§ PROBLEM STATEMENT: Your answer should be one number, the count of lines in the data that hold "JSON".

§ RECORDS FOR THIS EXERCISE:

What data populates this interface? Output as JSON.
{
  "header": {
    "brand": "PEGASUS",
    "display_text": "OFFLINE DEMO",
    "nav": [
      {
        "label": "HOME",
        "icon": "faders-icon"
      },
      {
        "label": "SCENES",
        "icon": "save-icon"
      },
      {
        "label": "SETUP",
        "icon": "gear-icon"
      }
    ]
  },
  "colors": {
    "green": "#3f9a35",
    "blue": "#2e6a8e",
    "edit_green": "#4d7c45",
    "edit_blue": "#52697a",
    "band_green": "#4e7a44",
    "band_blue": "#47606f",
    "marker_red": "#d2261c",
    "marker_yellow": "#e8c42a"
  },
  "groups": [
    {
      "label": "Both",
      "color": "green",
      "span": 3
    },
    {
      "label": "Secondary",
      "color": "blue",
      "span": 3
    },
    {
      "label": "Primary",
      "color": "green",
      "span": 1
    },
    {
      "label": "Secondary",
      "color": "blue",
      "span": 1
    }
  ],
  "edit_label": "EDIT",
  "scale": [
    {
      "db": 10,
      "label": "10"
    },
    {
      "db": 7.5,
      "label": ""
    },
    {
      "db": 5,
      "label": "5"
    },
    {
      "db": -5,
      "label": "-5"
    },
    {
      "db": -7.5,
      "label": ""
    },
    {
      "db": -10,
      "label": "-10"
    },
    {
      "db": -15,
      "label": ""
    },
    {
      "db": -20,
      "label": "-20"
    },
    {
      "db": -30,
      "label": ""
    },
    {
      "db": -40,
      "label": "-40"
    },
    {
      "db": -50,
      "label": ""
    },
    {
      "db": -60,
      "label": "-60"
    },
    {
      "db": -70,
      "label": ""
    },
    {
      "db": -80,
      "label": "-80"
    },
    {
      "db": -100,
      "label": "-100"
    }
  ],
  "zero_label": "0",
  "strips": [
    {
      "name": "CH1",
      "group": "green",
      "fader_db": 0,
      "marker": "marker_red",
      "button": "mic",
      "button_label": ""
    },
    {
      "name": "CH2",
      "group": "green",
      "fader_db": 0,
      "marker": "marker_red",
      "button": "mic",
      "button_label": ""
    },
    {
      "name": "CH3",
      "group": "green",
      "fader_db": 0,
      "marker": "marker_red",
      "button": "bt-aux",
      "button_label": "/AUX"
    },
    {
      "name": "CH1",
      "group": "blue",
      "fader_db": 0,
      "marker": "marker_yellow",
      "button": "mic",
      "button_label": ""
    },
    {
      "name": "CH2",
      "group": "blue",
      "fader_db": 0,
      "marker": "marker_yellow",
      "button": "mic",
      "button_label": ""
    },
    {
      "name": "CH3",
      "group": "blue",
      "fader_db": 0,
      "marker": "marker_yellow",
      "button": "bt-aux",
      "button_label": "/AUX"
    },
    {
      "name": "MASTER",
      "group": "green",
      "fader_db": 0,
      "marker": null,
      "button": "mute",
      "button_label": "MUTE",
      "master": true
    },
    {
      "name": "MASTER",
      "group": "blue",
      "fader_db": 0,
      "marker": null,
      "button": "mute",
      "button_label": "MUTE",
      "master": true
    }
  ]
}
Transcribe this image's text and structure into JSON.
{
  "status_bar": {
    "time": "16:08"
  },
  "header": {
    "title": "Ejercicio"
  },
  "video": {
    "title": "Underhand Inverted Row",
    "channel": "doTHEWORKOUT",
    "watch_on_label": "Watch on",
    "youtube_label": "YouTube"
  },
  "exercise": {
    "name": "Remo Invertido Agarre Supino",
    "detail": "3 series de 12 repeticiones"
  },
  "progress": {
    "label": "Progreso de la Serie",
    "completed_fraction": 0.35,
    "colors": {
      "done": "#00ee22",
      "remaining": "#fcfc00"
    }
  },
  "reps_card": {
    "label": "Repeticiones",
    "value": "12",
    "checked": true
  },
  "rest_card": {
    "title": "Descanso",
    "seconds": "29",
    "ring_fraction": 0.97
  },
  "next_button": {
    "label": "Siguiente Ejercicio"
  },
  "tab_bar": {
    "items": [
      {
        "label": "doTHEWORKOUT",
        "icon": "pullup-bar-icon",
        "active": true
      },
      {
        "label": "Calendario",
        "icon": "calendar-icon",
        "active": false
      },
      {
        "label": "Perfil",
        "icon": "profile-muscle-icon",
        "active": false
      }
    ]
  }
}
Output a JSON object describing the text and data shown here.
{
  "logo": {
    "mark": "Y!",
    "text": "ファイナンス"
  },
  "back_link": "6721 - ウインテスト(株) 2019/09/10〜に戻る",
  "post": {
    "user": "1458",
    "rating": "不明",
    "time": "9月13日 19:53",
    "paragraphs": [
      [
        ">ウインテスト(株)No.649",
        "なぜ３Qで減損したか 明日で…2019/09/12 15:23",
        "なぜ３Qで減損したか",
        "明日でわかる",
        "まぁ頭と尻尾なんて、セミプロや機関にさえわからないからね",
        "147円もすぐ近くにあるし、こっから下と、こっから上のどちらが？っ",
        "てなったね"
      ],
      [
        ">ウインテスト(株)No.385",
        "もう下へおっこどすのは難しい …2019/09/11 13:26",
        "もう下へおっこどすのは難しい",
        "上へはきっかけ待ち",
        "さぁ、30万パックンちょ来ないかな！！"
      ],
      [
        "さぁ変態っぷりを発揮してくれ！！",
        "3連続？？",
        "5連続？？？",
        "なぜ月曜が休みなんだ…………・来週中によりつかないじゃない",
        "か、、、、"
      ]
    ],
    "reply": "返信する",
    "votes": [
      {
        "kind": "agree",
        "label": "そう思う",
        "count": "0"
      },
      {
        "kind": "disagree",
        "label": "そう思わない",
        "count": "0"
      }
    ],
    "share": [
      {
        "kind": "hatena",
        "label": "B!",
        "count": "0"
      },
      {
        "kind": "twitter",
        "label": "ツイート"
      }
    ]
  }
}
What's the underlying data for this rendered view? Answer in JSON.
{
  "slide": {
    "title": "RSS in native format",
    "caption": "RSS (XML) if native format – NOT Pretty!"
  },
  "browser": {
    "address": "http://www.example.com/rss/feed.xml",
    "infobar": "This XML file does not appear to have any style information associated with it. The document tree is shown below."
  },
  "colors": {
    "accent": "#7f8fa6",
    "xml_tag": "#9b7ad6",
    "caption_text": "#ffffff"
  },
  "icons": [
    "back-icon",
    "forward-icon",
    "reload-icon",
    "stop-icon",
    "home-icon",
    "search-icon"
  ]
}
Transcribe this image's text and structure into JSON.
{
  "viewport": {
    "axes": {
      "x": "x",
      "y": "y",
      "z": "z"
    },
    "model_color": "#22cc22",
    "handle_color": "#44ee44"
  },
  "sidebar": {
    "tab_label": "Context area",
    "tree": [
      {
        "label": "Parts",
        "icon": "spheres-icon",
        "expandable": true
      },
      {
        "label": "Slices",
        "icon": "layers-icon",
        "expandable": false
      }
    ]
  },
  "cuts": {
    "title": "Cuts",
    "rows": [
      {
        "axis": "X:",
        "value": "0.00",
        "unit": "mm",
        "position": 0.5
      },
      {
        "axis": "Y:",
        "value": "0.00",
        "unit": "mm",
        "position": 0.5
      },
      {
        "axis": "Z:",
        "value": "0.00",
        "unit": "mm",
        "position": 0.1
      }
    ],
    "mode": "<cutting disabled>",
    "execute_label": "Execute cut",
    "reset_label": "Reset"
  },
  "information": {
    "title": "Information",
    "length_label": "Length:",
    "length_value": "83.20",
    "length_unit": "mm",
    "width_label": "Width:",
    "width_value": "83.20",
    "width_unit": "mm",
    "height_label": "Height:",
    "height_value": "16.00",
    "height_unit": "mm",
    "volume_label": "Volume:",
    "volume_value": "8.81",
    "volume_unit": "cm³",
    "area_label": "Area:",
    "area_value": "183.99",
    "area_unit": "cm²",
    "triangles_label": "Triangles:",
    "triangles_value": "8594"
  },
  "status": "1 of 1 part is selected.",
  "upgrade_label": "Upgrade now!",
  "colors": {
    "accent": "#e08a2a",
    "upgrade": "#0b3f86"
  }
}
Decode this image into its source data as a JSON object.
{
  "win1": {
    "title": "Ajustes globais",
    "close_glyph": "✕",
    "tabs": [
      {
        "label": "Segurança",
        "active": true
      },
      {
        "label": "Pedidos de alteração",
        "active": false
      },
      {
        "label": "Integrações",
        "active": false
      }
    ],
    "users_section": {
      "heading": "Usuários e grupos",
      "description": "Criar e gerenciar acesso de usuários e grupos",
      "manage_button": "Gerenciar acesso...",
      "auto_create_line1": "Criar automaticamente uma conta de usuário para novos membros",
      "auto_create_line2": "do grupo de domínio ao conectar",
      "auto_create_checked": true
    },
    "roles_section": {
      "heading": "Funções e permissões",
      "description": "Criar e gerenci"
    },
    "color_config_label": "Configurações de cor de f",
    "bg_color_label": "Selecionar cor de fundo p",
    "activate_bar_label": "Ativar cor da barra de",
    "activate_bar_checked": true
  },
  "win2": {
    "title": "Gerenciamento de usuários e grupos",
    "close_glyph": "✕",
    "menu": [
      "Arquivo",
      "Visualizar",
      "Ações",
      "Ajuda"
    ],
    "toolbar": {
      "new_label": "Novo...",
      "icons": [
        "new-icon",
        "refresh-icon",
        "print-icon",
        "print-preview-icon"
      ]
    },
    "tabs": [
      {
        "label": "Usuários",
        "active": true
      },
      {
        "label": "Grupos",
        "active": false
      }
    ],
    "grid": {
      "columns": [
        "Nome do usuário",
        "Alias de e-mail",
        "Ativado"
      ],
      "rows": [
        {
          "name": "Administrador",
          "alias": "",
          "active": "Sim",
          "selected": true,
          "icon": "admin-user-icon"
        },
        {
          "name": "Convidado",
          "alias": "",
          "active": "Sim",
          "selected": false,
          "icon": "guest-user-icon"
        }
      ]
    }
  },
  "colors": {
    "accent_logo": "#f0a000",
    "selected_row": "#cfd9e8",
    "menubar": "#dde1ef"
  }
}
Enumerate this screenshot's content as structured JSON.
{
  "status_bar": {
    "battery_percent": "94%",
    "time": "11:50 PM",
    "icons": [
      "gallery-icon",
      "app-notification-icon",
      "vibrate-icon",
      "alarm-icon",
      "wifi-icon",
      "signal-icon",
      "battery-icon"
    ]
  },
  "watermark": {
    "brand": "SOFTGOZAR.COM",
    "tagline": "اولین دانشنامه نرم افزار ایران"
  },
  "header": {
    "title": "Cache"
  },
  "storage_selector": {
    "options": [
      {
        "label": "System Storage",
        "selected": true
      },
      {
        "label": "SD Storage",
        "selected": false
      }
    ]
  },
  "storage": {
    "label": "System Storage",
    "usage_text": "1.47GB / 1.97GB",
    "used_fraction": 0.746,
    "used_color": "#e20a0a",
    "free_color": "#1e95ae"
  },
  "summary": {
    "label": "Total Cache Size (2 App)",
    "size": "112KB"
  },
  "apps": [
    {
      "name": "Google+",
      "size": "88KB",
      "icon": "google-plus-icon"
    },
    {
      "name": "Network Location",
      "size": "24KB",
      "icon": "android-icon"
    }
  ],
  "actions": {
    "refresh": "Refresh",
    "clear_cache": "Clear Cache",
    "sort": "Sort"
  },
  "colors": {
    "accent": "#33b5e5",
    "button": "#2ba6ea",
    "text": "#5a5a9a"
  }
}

§ ANSWER FOR THE TASK: 7